6 They wear pride like a jeweled necklace
and clothe themselves with cruelty.
7 These fat cats have everything
their hearts could ever wish for!
8 They scoff and speak only evil;
in their pride they seek to crush others.
9 They boast against the very heavens,
and their words strut throughout the earth.
10 And so the people are dismayed and confused,
drinking in all their words.
11 “What does God know?” they ask.
“Does the Most High even know what’s happening?”
12 Look at these wicked people—
enjoying a life of ease while their riches multiply.
13 Did I keep my heart pure for nothing?
Did I keep myself innocent for no reason?
14 I get nothing but trouble all day long;
every morning brings me pain.
15 If I had really spoken this way to others,
I would have been a traitor to your people.
16 So I tried to understand why the wicked prosper.
But what a difficult task it is!
17 Then I went into your sanctuary, O God,
and I finally understood the destiny of the wicked.
18 Truly, you put them on a slippery path
and send them sliding over the cliff to destruction.
19 In an instant they are destroyed,
completely swept away by terrors.
20 When you arise, O Lord,
you will laugh at their silly ideas
as a person laughs at dreams in the morning.
21 Then I realized that my heart was bitter,
and I was all torn up inside.
22 I was so foolish and ignorant—
I must have seemed like a senseless animal to you.
23 Yet I still belong to you;
you hold my right hand.
24 You guide me with your counsel,
leading me to a glorious destiny.
25 Whom have I in heaven but you?
I desire you more than anything on earth.
26 My health may fail, and my spirit may grow weak,
but God remains the strength of my heart;
he is mine forever.
27 Those who desert him will perish,
for you destroy those who abandon you.
28 But as for me, how good it is to be near God!
I have made the Sovereign Lord my shelter,
and I will tell everyone about the wonderful things you do.
Haley Courtney, a member of our worship team shares her favorite psalm(s)
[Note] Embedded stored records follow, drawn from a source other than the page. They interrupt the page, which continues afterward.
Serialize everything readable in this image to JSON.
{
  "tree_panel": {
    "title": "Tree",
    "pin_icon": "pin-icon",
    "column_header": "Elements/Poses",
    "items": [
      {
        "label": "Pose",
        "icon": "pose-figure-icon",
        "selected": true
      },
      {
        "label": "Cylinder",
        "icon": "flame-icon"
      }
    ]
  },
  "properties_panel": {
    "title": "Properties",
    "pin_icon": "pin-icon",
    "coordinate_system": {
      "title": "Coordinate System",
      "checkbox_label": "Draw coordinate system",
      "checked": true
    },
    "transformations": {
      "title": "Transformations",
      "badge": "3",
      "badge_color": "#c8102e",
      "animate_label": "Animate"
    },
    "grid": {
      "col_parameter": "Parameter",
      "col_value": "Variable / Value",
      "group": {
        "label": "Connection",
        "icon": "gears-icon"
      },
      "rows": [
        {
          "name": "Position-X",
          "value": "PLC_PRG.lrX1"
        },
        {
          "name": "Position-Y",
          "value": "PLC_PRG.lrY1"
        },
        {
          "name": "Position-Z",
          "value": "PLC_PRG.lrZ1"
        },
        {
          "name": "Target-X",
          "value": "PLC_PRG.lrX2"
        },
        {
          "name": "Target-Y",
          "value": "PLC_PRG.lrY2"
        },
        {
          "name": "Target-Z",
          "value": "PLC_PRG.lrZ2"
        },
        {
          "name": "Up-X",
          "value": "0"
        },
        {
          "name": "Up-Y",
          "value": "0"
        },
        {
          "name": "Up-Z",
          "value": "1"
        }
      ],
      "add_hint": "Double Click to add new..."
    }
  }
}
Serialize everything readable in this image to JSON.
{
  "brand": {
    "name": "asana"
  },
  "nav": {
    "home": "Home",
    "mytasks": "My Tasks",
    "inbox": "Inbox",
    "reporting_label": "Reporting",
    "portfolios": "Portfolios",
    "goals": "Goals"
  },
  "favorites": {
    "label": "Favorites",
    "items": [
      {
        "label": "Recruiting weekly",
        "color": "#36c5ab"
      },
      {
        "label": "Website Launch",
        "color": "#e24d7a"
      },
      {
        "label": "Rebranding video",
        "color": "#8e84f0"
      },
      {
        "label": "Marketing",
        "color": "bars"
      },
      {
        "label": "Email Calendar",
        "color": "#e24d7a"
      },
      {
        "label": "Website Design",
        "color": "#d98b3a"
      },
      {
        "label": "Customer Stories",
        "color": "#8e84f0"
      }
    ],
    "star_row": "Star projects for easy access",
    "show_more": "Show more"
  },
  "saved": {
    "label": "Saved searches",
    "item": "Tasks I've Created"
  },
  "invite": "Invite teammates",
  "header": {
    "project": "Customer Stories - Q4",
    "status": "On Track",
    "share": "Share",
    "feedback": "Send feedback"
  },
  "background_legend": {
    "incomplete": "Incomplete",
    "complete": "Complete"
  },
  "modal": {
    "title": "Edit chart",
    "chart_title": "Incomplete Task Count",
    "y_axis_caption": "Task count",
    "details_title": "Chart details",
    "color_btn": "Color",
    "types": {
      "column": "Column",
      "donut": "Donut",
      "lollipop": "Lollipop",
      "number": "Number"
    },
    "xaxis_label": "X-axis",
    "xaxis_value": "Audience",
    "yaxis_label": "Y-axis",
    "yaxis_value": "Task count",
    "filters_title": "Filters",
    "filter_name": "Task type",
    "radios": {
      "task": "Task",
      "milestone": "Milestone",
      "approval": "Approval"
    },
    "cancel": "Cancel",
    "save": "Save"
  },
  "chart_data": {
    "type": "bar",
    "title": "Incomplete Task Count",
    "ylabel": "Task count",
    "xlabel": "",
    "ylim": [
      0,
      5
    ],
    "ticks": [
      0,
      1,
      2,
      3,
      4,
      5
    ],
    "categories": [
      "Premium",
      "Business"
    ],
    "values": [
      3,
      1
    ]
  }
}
Here are some additional resources we recommend as we reflect on the Psalms this summer:
The Gospel In A Pluralist Society by Leslie Newbigin. How does the gospel relate to a pluralist society? What is the Christian message in a society marked by religious pluralism, ethnic diversity, and cultural relativism? Should Christians encountering today's pluralist society concentrate on evangelism or on dialogue? How does the prevailing climate of opinion affect, perhaps infect, Christians' faith?
This thoughtful book is written by a thoughtful and compassionate Anglican pastor who served 30 years as a missionary in India. A provocative book written way ahead of its time.
The Next Christendom and The New Faces of Christianity, both by Philip Jenkins, look at the impact of the new reality: the center of the Christian faith is no longer north of the equator and represented in the "West". It has moved to the global south (of the equator). What will be the impact worldwide when Africa may emerge as the largest Christian continent? Already churches south of the equator are now the largest "sending" churches in the world.
Reflections on the Psalms by C. S. Lewis. This little gem "makes clear their significance in our daily lives, and reminds us of their power to illuminate moments of grace as they teach us about God, Scripture, and the significance of faith." Also available as an audible book.
A Long Obedience In the Same Direction by Eugene Peterson. This book looks at the Psalms 120-134 -- known as the Psalms of Ascents. This grouping of songs were song as people made their way to Jerusalem for the great festivals. Peterson's exposition is moving, theological, and substantial. Also available as an audible book.
Perseverance: A Long Obedience in the Same Direction is a bible-study based on Psalms 120-134 and Peterson's book. You could use this alone or with others for a summer "Songs of Summer" study/daily devotions.
31 Days to Get the Message: Psalms and Proverbs by Eugene Peterson. The books of Psalms and Proverbs are presented in a thirty-one day audible devotional format. The readings are taken from Peterson's dynamic translation of the Psalms and Proverbs. This might help jumpstart or refresh your devotional habits.
If you would like to join us in worshiping the Lord through financial giving to the ministries of Faith Community please click here.